    All material on this site has been provided by the respective publishers and authors. You can help correct errors and omissions. When requesting a correction, please mention this item's handle: RePEc:eee:socmed:v:61:y:2005:i:9:p:1971-1982. See general information about how to correct material in RePEc.

    For technical questions regarding this item, or to correct its authors, title, abstract, bibliographic or download information, contact: (Dana Niculescu). General contact details of provider: .

    If you have authored this item and are not yet registered with RePEc, we encourage you to do it here. This allows to link your profile to this item. It also allows you to accept potential citations to this item that we are uncertain about.

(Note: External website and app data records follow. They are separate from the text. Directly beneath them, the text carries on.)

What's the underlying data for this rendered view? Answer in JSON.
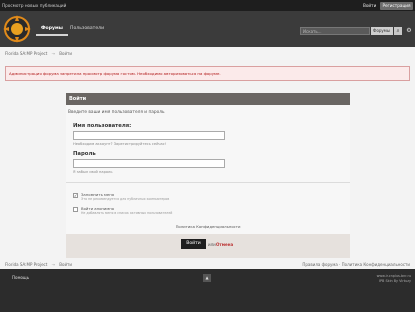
{
  "topbar": {
    "publications_label": "Просмотр новых публикаций",
    "login_label": "Войти",
    "register_label": "Регистрация"
  },
  "header": {
    "nav": {
      "forums_label": "Форумы",
      "users_label": "Пользователи"
    },
    "search": {
      "placeholder": "Искать...",
      "scope": "Форумы",
      "button_icon": "search-icon",
      "settings_icon": "gear-icon"
    }
  },
  "breadcrumbs": {
    "home": "Florida SA:MP Project",
    "separator": "→",
    "current": "Войти"
  },
  "alert": {
    "text": "Администрация форума запретила просмотр форума гостям. Необходимо авторизоваться на форуме.",
    "color": "#b11818"
  },
  "login_panel": {
    "title": "Войти",
    "subtitle": "Введите ваши имя пользователя и пароль",
    "username_label": "Имя пользователя:",
    "username_value": "",
    "username_hint": "Необходим аккаунт? Зарегистрируйтесь сейчас!",
    "password_label": "Пароль",
    "password_value": "",
    "password_hint": "Я забыл свой пароль",
    "remember_label": "Запомнить меня",
    "remember_hint": "Это не рекомендуется для публичных компьютеров",
    "remember_checked": true,
    "anon_label": "Войти анонимно",
    "anon_hint": "Не добавлять меня в список активных пользователей",
    "anon_checked": false,
    "privacy_label": "Политика Конфиденциальности",
    "submit_label": "Войти",
    "or_label": "или",
    "cancel_label": "Отмена"
  },
  "footer": {
    "links": "Правила форума · Политика Конфиденциальности",
    "help_label": "Помощь",
    "up_icon": "arrow-up-icon",
    "copyright_1": "www.ir.cnplus-bnr.ru",
    "copyright_2": "IPB Skin By Virtuzy"
  },
  "colors": {
    "accent": "#6a6663",
    "header": "#3b3b3b",
    "topbar": "#1e1e1e"
  }
}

    If CitEc recognized a reference but did not link an item in RePEc to it, you can help with this form .

    If you know of missing items citing this one, you can help us creating those links by adding the relevant references in the same way as above, for each refering item. If you are a registered author of this item, you may also want to check the "citations" tab in your RePEc Author Service profile, as there may be some citations waiting for confirmation.

    Please note that corrections may take a couple of weeks to filter through the various RePEc services.

    IDEAS is a RePEc service hosted by the Research Division of the Federal Reserve Bank of St. Louis . RePEc uses bibliographic data supplied by the respective publishers.